This is such a pretty, clever, insightful and comforting blog…:)
People who never change are like marble statues. Cold stone, no emotions, they wear the same smile under the snow, rainy days and when the sun tickles their nose. People who never change are like trees, always part of the same landscape. They have the same haircut, the same shirt, the same girlfriend and the same job. People who never change fear everything, especially change. Change is like a big monster for them, a dark challenge, they would much rather wear the same slippers over and over again. I don’t fear anything but people who never change. Forever a train passenger, I remain scared to be caught in the still landscape.
Can you hear those Earthly Angels?
Can you feel their presence near?
The gentle hand upon your back,
the whisper in your ear.
The one who comes to comfort,
and with you he abides.
Who holds you in his arms,
until your pain subsides.
The gentle nudge that says “turn left”,
When you started to turn right.
The one who comes to calm your fears,
In the darkness of the night.
The soft, warm hands upon your face,
as his voice whispers clear.
“Just look into my eyes, my love,
your soul is mirrored here.”
I love Gretchen Del Rio’s art and the polar bear (symbol of purity, death, rebirth and transformation) is one of my favourite totem animals. 🙂
Eighty-year-old Janey Cutler on Britain’s Got Talent
…but there’s no need to wait too long either.
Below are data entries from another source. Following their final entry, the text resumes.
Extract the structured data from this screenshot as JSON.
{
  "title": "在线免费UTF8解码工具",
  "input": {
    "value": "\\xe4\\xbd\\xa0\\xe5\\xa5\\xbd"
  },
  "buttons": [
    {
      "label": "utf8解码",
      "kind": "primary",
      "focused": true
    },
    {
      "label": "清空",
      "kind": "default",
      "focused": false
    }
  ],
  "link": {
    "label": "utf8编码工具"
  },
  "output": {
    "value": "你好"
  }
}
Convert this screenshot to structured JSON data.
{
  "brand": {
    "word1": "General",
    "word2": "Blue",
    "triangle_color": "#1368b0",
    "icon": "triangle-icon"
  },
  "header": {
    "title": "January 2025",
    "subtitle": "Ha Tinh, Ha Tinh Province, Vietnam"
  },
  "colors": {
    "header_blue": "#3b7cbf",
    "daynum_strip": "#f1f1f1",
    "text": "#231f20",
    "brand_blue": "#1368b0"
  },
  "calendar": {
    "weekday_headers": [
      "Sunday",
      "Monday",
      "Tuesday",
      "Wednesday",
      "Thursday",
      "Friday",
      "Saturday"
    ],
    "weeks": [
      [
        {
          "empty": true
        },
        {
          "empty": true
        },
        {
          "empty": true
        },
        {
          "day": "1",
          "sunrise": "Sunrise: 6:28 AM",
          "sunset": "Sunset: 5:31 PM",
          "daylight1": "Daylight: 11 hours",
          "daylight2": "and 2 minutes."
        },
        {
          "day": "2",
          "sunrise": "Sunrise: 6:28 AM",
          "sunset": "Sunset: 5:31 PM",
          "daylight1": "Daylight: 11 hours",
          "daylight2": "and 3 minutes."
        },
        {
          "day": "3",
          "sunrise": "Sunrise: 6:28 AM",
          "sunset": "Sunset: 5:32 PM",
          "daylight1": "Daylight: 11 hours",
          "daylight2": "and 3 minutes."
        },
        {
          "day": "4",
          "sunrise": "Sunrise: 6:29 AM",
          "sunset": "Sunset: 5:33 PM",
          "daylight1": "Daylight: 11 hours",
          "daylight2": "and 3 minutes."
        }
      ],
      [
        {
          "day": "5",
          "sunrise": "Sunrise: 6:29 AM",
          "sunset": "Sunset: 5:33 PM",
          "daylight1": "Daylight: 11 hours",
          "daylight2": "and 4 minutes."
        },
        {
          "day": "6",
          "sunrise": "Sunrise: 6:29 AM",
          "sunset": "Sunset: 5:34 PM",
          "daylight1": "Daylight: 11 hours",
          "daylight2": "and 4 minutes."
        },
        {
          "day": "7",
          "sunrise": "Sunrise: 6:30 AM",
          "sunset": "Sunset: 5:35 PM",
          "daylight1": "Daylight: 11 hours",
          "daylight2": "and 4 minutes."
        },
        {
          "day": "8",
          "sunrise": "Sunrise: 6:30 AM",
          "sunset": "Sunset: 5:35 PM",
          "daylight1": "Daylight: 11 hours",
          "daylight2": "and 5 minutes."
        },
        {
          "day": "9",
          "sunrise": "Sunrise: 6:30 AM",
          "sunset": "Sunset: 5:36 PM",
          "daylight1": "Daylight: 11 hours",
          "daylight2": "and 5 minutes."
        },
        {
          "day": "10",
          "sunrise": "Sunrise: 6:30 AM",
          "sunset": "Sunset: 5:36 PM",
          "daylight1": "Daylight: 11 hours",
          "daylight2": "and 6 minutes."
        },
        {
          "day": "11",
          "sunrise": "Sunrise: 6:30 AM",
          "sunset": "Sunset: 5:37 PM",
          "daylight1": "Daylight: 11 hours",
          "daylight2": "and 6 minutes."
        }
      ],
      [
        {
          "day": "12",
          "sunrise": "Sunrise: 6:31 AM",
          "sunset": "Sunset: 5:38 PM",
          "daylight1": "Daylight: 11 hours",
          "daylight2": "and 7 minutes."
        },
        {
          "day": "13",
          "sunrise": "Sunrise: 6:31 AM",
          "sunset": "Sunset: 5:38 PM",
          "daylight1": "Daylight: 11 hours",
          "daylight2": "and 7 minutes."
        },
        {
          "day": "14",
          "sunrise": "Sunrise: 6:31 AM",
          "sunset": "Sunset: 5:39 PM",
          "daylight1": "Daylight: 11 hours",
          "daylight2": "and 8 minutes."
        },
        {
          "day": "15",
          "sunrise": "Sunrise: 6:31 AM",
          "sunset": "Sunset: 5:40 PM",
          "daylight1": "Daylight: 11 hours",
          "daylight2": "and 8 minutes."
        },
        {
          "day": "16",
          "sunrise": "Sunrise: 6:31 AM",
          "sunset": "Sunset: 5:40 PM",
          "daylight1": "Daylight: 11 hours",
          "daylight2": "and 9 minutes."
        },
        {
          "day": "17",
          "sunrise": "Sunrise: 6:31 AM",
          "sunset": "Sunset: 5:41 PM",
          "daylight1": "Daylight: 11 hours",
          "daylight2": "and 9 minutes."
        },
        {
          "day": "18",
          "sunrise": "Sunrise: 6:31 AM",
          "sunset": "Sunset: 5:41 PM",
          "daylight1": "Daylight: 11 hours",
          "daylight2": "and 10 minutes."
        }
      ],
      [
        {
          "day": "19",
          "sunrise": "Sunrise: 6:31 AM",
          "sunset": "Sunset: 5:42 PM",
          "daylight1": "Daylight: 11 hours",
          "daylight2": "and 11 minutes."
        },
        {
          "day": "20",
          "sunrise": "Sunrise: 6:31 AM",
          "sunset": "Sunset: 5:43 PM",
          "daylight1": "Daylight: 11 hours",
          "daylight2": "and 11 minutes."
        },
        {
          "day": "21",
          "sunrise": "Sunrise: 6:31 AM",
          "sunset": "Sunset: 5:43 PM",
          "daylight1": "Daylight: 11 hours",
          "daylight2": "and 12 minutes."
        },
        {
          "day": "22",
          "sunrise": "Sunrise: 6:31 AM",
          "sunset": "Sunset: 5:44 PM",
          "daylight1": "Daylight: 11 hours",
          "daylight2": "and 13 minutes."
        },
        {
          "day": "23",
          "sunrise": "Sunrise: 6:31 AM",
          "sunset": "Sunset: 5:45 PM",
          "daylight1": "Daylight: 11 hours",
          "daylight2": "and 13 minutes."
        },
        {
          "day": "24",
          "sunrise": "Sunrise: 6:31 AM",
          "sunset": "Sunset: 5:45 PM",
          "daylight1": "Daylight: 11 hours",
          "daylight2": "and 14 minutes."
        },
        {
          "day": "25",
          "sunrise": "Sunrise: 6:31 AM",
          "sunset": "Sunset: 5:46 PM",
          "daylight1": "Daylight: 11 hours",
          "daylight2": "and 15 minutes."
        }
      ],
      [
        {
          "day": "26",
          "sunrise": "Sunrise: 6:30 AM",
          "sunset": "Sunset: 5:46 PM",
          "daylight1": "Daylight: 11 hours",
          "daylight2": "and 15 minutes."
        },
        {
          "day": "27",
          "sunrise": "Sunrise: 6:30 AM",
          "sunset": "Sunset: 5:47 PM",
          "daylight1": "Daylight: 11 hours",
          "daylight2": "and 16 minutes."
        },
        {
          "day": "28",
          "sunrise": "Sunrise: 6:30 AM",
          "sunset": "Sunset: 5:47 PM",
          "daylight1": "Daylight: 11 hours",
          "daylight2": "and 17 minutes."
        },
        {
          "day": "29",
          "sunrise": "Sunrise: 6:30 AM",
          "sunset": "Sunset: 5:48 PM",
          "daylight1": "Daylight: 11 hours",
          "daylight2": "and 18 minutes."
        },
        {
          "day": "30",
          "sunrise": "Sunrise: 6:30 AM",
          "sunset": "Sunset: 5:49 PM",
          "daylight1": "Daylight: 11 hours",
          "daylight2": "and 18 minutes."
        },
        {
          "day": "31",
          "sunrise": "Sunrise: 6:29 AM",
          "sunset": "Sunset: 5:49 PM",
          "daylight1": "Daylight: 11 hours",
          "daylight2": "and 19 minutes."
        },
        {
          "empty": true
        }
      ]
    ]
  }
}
So, if you’ve got it, GO FOR IT!
“Just as information technology has affected everything from the way we do business to human communication,” says Zack Lynch, executive director of the Neurotechnology Industry Organization, “it will be the science of the brain that drives the fundamental changes of the future.” You can already see it starting to happen, and it may affect the way we spend our money, choose our mates, and punish criminals. It could even change our concepts of guilt and innocence.
Five other predictions on how brain science may change the way we live:
We will see cures or vaccines for diseases of the aging brain, says Judy Illes, PhD, professor of neurology and Canada research chair in neuroethics at the University of British Columbia. In fact, better insight into brain function in general will lead to interventions for many diseases and an overall longer life expectancy.
Current technologies (such as video games) will merge with future ones (such as those involving neural feedback), so gamers might wear EEG-type caps that read their brainwaves and pick up their emotions. Conceivably, story lines would move forward in real time, the plot changing based on each person’s responses, says Zack Lynch, managing director of NeuroInsights, a market research and investment advisory firm.
The more we understand the neurobiology of learning—how the mind develops, what to make of differences between individual brains—the better we can “sculpt” teaching methods. Lynch predicts that educational software will be tailored to students’ individual brain patterns to improve math and language acquisition as well as creative thinking.
Drugs and devices that stimulate the brain to augment our performance and mobility (so that we can run farther and faster, for example) will someday help everyone from Olympians to paraplegics, according to Illes.
New tools such as real-time fMRI technology, Lynch says, promise to accelerate our capacity to access deeply meditative and spiritual states.